Working in a SOC, we frequently saw security monitoring devices that were misconfigured or untuned. Many of these systems generated so much noise that it would be impossible for human beings to analyze the data. Or, worse, the devices yielded no valuable data at all because they were not installed properly. Yet, real budget dollars went into these products.
Technology choices should be made thoughtfully. They should make it easier for your team to do their jobs, not harder. Before buying an expensive commercial solution, I recommend security teams instead start with a small proof of concept using several open source solutions tied together by automation to first demonstrate the value of the use case.
Lesson 4: Alert fatigue is a source of error and talent attrition
Pure alert triage is often boring and tedious work. Alert fatigue is part of why I left the SOC I was working in after less than a year to pursue a development role to help improve the SOC’s monitoring capabilities and tools.
Talent attrition is one unfortunate result of alert fatigue, but another often overlooked result is human error. It’s very easy for a human being to skip one step in a triage process they do tens or hundreds of times per day -- and it’s even easier to let your eyes glaze over and stop looking at your event console at all.
Security teams that claim to hire the best personnel yet make them do alert triage all day are doing it wrong. Where possible, alert triage and other tedious tasks should be offloaded to other parts of the business or the ‘manual’ work involved in triage should be reduced. These options are both possible with automation.
The most effective teams challenge their security analysts to provide ideas to improve their efficiency and accuracy, and empower them to make changes in their processes and tools.
Lesson 5: Alerts without context are not actionable
Working within a SOC at an MSSP, we were often limited to performing security monitoring with the products that our customers purchased and deployed. As an analyst, it was common to see security alerts from products like Snort that had only a fragment of a packet captured and a vague signature for context. Alerts like this as rule were shoved into the ‘false positive’ bucket, though I frequently wondered how many of these were actually true positives that we simply were unable to confirm.
This is why a thorough network security monitoring (NSM) approach recommends full packet capture, host forensics, ETDR logs, app server logs, network analytics data, and other context to do security monitoring effectively. However, getting all of this stuff into your SIEM or log management solution is often difficult and impractical to do in a scalable way. Using automation, it’s quite easy to kick off an on-demand query for this data when the analyst needs it.
Lesson 6: Tribal knowledge is not scalable

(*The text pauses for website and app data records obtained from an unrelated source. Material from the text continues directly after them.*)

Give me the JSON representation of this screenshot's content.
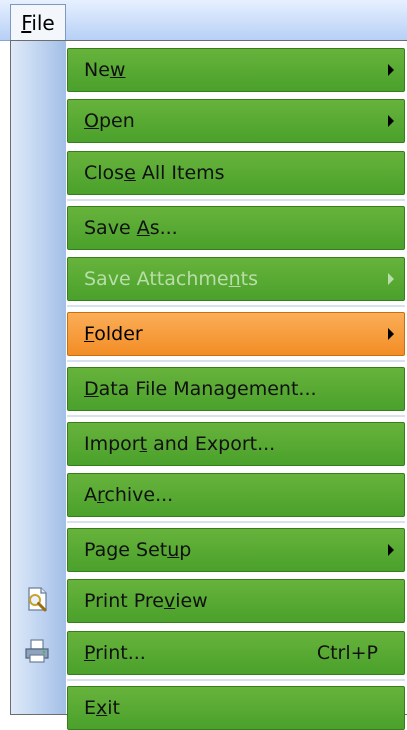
{
  "menubar": {
    "file_label": "File"
  },
  "menu": {
    "items": [
      {
        "id": "new",
        "label": "New",
        "pre": "Ne",
        "mn": "w",
        "post": "",
        "submenu": true,
        "disabled": false
      },
      {
        "id": "open",
        "label": "Open",
        "pre": "",
        "mn": "O",
        "post": "pen",
        "submenu": true,
        "disabled": false
      },
      {
        "id": "close-all-items",
        "label": "Close All Items",
        "pre": "Clos",
        "mn": "e",
        "post": " All Items",
        "submenu": false,
        "disabled": false
      },
      {
        "id": "save-as",
        "label": "Save As...",
        "pre": "Save ",
        "mn": "A",
        "post": "s...",
        "submenu": false,
        "disabled": false
      },
      {
        "id": "save-attachments",
        "label": "Save Attachments",
        "pre": "Save Attachme",
        "mn": "n",
        "post": "ts",
        "submenu": true,
        "disabled": true
      },
      {
        "id": "folder",
        "label": "Folder",
        "pre": "",
        "mn": "F",
        "post": "older",
        "submenu": true,
        "disabled": false,
        "highlighted": true
      },
      {
        "id": "data-file-management",
        "label": "Data File Management...",
        "pre": "",
        "mn": "D",
        "post": "ata File Management...",
        "submenu": false,
        "disabled": false
      },
      {
        "id": "import-and-export",
        "label": "Import and Export...",
        "pre": "Impor",
        "mn": "t",
        "post": " and Export...",
        "submenu": false,
        "disabled": false
      },
      {
        "id": "archive",
        "label": "Archive...",
        "pre": "A",
        "mn": "r",
        "post": "chive...",
        "submenu": false,
        "disabled": false
      },
      {
        "id": "page-setup",
        "label": "Page Setup",
        "pre": "Page Set",
        "mn": "u",
        "post": "p",
        "submenu": true,
        "disabled": false
      },
      {
        "id": "print-preview",
        "label": "Print Preview",
        "pre": "Print Pre",
        "mn": "v",
        "post": "iew",
        "submenu": false,
        "disabled": false,
        "icon": "print-preview-icon"
      },
      {
        "id": "print",
        "label": "Print...",
        "pre": "",
        "mn": "P",
        "post": "rint...",
        "submenu": false,
        "disabled": false,
        "shortcut": "Ctrl+P",
        "icon": "printer-icon"
      },
      {
        "id": "exit",
        "label": "Exit",
        "pre": "E",
        "mn": "x",
        "post": "it",
        "submenu": false,
        "disabled": false
      }
    ]
  },
  "colors": {
    "item_green": "#55a82f",
    "highlight_orange": "#f5962f",
    "disabled_text": "#b9dea9",
    "gutter_blue": "#bed3f0"
  }
}
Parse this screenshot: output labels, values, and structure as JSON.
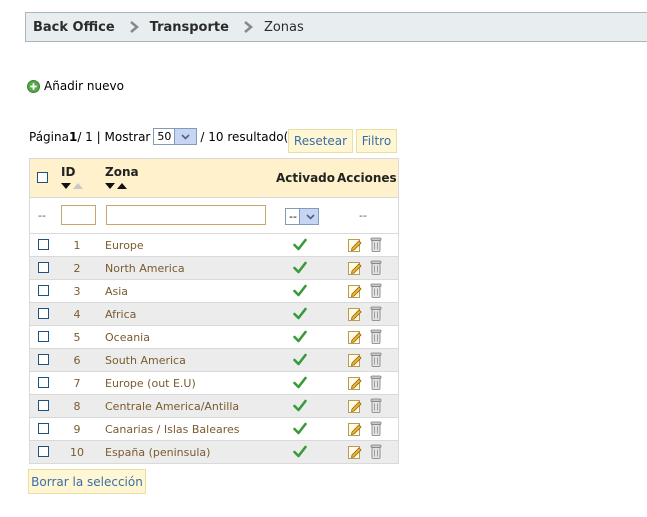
{
  "breadcrumb": {
    "items": [
      "Back Office",
      "Transporte",
      "Zonas"
    ]
  },
  "actions": {
    "add_new": "Añadir nuevo",
    "reset": "Resetear",
    "filter": "Filtro",
    "delete_selection": "Borrar la selección"
  },
  "pager": {
    "page_label": "Página ",
    "page_current": "1",
    "page_total_text": " / 1 | Mostrar",
    "per_page": "50",
    "results_text": "/ 10 resultado(s)"
  },
  "table": {
    "columns": {
      "id": "ID",
      "zone": "Zona",
      "active": "Activado",
      "actions": "Acciones"
    },
    "filter": {
      "dash": "--",
      "active_select": "--",
      "actions_dash": "--"
    },
    "rows": [
      {
        "id": "1",
        "zone": "Europe"
      },
      {
        "id": "2",
        "zone": "North America"
      },
      {
        "id": "3",
        "zone": "Asia"
      },
      {
        "id": "4",
        "zone": "Africa"
      },
      {
        "id": "5",
        "zone": "Oceania"
      },
      {
        "id": "6",
        "zone": "South America"
      },
      {
        "id": "7",
        "zone": "Europe (out E.U)"
      },
      {
        "id": "8",
        "zone": "Centrale America/Antilla"
      },
      {
        "id": "9",
        "zone": "Canarias / Islas Baleares"
      },
      {
        "id": "10",
        "zone": "España (peninsula)"
      }
    ]
  },
  "icons": {
    "separator": "chevron-right-icon",
    "add": "plus-circle-icon",
    "active": "checkmark-icon",
    "edit": "pencil-icon",
    "delete": "trash-icon"
  },
  "colors": {
    "header_bg": "#fff1cc",
    "button_bg": "#fff6d3",
    "button_text": "#3a6fa6",
    "zone_text": "#7a5b2e",
    "check_green": "#3a9a3a"
  }
}
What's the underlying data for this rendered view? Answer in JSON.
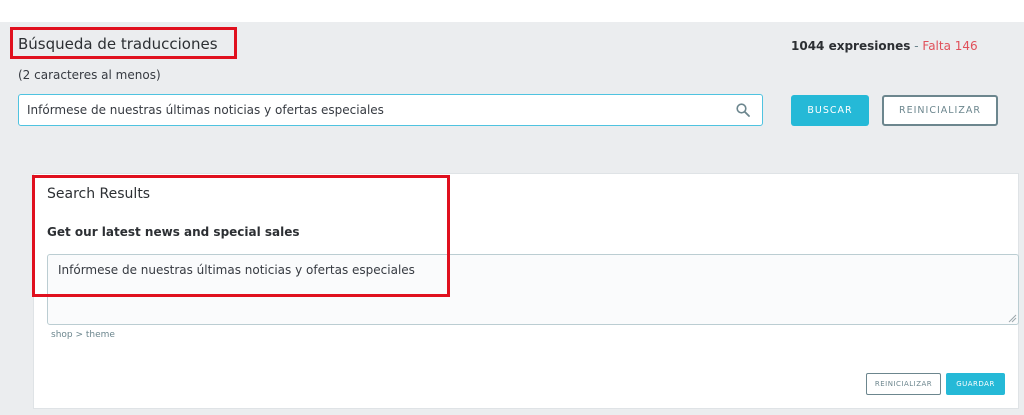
{
  "header": {
    "title": "Búsqueda de traducciones",
    "stats_count": "1044 expresiones",
    "stats_separator": " - ",
    "stats_missing": "Falta 146"
  },
  "search": {
    "hint": "(2 caracteres al menos)",
    "value": "Infórmese de nuestras últimas noticias y ofertas especiales",
    "search_button": "BUSCAR",
    "reset_button": "REINICIALIZAR"
  },
  "results": {
    "title": "Search Results",
    "source_label": "Get our latest news and special sales",
    "translation_value": "Infórmese de nuestras últimas noticias y ofertas especiales",
    "path": "shop > theme",
    "reset_button": "REINICIALIZAR",
    "save_button": "GUARDAR"
  },
  "colors": {
    "accent": "#25b9d7",
    "highlight": "#e0101e",
    "missing": "#e0505a"
  },
  "icons": {
    "search": "search-icon",
    "resize": "resize-grip-icon"
  }
}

When I was working in the SOC, I learned how to investigate security events by sitting next to a more experienced analyst and watching them work and talk through their thinking and processes. I also remember combing through numerous and endless blog posts and websites, trying to improve my skills on my own.

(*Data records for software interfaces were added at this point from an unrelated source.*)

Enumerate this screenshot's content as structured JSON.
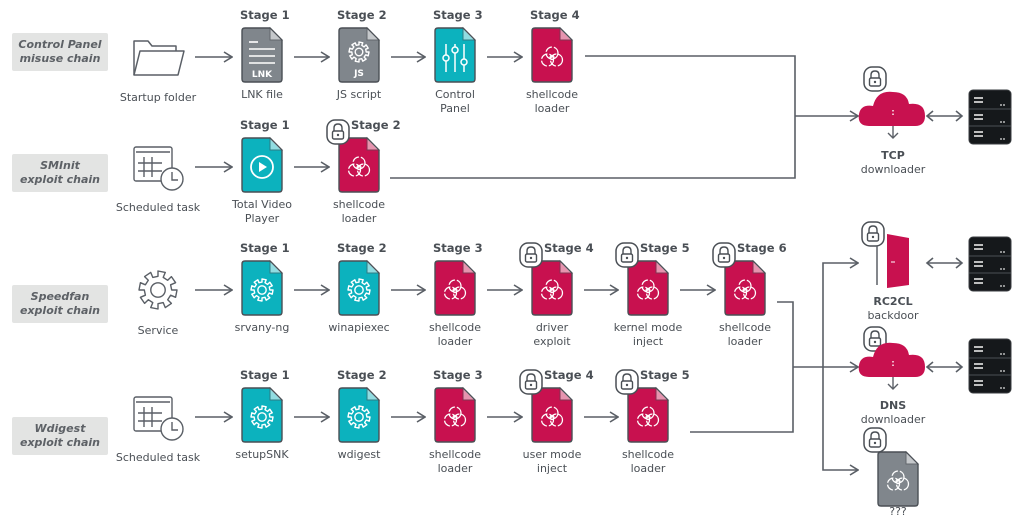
{
  "colors": {
    "stroke": "#5a5f66",
    "gray_file": "#80868c",
    "teal_file": "#0cb2be",
    "crimson_file": "#c8114f",
    "server": "#15181b",
    "label_bg": "#e3e4e3"
  },
  "chains": [
    {
      "label_line1": "Control Panel",
      "label_line2": "misuse chain",
      "origin": {
        "icon": "folder-icon",
        "caption": "Startup folder"
      },
      "stages": [
        {
          "stage": "Stage 1",
          "icon": "lnk-file-icon",
          "color": "gray",
          "caption1": "LNK file",
          "caption2": "",
          "locked": false,
          "badge": "LNK"
        },
        {
          "stage": "Stage 2",
          "icon": "js-script-icon",
          "color": "gray",
          "caption1": "JS script",
          "caption2": "",
          "locked": false,
          "badge": "JS"
        },
        {
          "stage": "Stage 3",
          "icon": "control-panel-icon",
          "color": "teal",
          "caption1": "Control",
          "caption2": "Panel",
          "locked": false
        },
        {
          "stage": "Stage 4",
          "icon": "biohazard-file-icon",
          "color": "crimson",
          "caption1": "shellcode",
          "caption2": "loader",
          "locked": false
        }
      ]
    },
    {
      "label_line1": "SMInit",
      "label_line2": "exploit chain",
      "origin": {
        "icon": "scheduled-task-icon",
        "caption": "Scheduled task"
      },
      "stages": [
        {
          "stage": "Stage 1",
          "icon": "video-player-icon",
          "color": "teal",
          "caption1": "Total Video",
          "caption2": "Player",
          "locked": false
        },
        {
          "stage": "Stage 2",
          "icon": "biohazard-file-icon",
          "color": "crimson",
          "caption1": "shellcode",
          "caption2": "loader",
          "locked": true
        }
      ]
    },
    {
      "label_line1": "Speedfan",
      "label_line2": "exploit chain",
      "origin": {
        "icon": "service-gear-icon",
        "caption": "Service"
      },
      "stages": [
        {
          "stage": "Stage 1",
          "icon": "gear-file-icon",
          "color": "teal",
          "caption1": "srvany-ng",
          "caption2": "",
          "locked": false
        },
        {
          "stage": "Stage 2",
          "icon": "gear-file-icon",
          "color": "teal",
          "caption1": "winapiexec",
          "caption2": "",
          "locked": false
        },
        {
          "stage": "Stage 3",
          "icon": "biohazard-file-icon",
          "color": "crimson",
          "caption1": "shellcode",
          "caption2": "loader",
          "locked": false
        },
        {
          "stage": "Stage 4",
          "icon": "biohazard-file-icon",
          "color": "crimson",
          "caption1": "driver",
          "caption2": "exploit",
          "locked": true
        },
        {
          "stage": "Stage 5",
          "icon": "biohazard-file-icon",
          "color": "crimson",
          "caption1": "kernel mode",
          "caption2": "inject",
          "locked": true
        },
        {
          "stage": "Stage 6",
          "icon": "biohazard-file-icon",
          "color": "crimson",
          "caption1": "shellcode",
          "caption2": "loader",
          "locked": true
        }
      ]
    },
    {
      "label_line1": "Wdigest",
      "label_line2": "exploit chain",
      "origin": {
        "icon": "scheduled-task-icon",
        "caption": "Scheduled task"
      },
      "stages": [
        {
          "stage": "Stage 1",
          "icon": "gear-file-icon",
          "color": "teal",
          "caption1": "setupSNK",
          "caption2": "",
          "locked": false
        },
        {
          "stage": "Stage 2",
          "icon": "gear-file-icon",
          "color": "teal",
          "caption1": "wdigest",
          "caption2": "",
          "locked": false
        },
        {
          "stage": "Stage 3",
          "icon": "biohazard-file-icon",
          "color": "crimson",
          "caption1": "shellcode",
          "caption2": "loader",
          "locked": false
        },
        {
          "stage": "Stage 4",
          "icon": "biohazard-file-icon",
          "color": "crimson",
          "caption1": "user mode",
          "caption2": "inject",
          "locked": true
        },
        {
          "stage": "Stage 5",
          "icon": "biohazard-file-icon",
          "color": "crimson",
          "caption1": "shellcode",
          "caption2": "loader",
          "locked": true
        }
      ]
    }
  ],
  "payloads": [
    {
      "name": "TCP",
      "desc": "downloader",
      "icon": "cloud-downloader-icon",
      "locked": true,
      "server": true
    },
    {
      "name": "RC2CL",
      "desc": "backdoor",
      "icon": "door-backdoor-icon",
      "locked": true,
      "server": true
    },
    {
      "name": "DNS",
      "desc": "downloader",
      "icon": "cloud-downloader-icon",
      "locked": true,
      "server": true
    },
    {
      "name": "",
      "desc": "???",
      "icon": "unknown-biohazard-file-icon",
      "locked": true,
      "server": false
    }
  ]
}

However, this is not the most efficient way for us as an industry to share knowledge, nor is it scalable. But finding a mentor in the security industry is tough. Unless you are already working in a formal capacity in this industry, how do you get access to this knowledge to start your career in defense?
As a community we need to create better ways of documenting and sharing our processes for incident handling and response.
Onwards: Implementing Better SOC Practices
There are a lot of great things that SOCs can accomplish that I’ve experienced first-hand, but at the same time there is a lot to be desired when it comes to operating at peak effectiveness. Companies don’t necessarily need a dedicated war room, but they do need the right people, processes and technologies in place to be effective.
From my years working within an SOC, it’s clear that in order to better integrate with the larger organization and provide more value, wider adoption of automation can help.